She’d had classmates with disabilities and a mother-in-law left paralyzed by polio. They’d all been smart, capable people. From that moment, Ralph dedicated herself to working on behalf of students with disabilities. She continued at UO after graduation and pursued a master's degree in special education.
For nine years, Ralph worked with UO’s College of Education to teach students with severe cognitive and physical disabilities. At a time when many schools marginalized disabled students, she was dedicated to adapting curricula to fit their needs. Meanwhile, Ralph was also working with her husband to create the Shedd Institute. As a lifelong lover of the arts, she wanted to create a place for Eugene residents to dig into music. It started as a weekend music festival and quickly grew into the Shedd Institute that exists today – a nonprofit organization that offers music classes and puts on a range of performances.
Ralph’s experiences as a student, a mother and a teacher all play a role in how she approaches her work on the Board of Trustees.
It wasn’t a position she sought out. As she prepared to finish her time at the UO Foundation, she was approached about having her name being submitted to Oregon’s governor for a role on the board. She agreed, and once appointed set about helping shape the university into an improved place where all students could thrive.

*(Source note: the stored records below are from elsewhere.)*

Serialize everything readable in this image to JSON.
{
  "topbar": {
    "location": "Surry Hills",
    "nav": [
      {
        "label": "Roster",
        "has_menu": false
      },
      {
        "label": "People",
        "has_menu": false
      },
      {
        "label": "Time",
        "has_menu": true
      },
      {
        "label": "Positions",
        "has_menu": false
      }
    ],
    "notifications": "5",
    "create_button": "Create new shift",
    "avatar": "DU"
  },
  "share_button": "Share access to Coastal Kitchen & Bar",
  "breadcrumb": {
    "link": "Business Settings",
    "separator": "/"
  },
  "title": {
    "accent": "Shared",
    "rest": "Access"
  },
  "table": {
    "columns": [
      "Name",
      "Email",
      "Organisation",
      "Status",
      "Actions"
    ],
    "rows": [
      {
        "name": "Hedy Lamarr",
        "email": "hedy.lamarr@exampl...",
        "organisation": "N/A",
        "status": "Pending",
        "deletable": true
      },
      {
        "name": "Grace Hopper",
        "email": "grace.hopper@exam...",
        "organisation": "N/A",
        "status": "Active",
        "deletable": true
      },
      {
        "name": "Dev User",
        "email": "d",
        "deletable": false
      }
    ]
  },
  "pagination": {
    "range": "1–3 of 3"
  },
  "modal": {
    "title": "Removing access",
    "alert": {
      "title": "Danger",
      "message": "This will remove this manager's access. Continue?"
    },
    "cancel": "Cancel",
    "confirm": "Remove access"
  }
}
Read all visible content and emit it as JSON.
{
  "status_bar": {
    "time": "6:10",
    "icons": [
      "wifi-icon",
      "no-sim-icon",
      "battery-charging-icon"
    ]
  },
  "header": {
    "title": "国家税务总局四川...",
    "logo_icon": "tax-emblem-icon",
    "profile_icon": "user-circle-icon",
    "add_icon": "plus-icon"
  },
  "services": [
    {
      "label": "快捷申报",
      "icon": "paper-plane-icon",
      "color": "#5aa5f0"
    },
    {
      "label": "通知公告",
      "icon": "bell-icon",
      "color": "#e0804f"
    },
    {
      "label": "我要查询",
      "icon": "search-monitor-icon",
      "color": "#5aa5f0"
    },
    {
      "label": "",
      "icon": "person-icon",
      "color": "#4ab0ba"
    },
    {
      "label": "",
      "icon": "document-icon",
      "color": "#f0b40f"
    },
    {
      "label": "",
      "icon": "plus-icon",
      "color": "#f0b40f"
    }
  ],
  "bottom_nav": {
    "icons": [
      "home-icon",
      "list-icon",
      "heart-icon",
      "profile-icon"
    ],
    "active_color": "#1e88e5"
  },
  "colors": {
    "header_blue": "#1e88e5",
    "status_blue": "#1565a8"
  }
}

Today, Ralph thinks back to the time when she first attended college. Not having the necessary resources to succeed was a big problem, and it's not a problem she wants current students at UO to face. She criticizes the “cookie cutter” approach to college, where students must graduate in four years and get perfect marks to be considered successful.
“It doesn’t make a very good cookie for a lot of students,” she says. “We need to have flexibility within the institution.”
As Ralph’s time on the board sunsets in June, arguably one of the most important decisions facing UO is the search for the next permanent president. It’s the second time she has participated in a presidential search.
The first time, she and her fellow trustees wanted someone who could put the school on stable ground. Ralph feels that was accomplished. In the current search, she hopes to see candidates with a vision for how to make UO better not just on paper, but for the student experience as well.
Now, UO needs a change agent who can help guide the institution over the hurdles facing large public universities. “We are in a position to say: ‘We did this, now how do we get to the next level of excellence?’” Ralph says.
—Story by Elizabeth Yost, Clark Honors College Communications
—Photo by Ilka Sankari, Clark Honors College Communications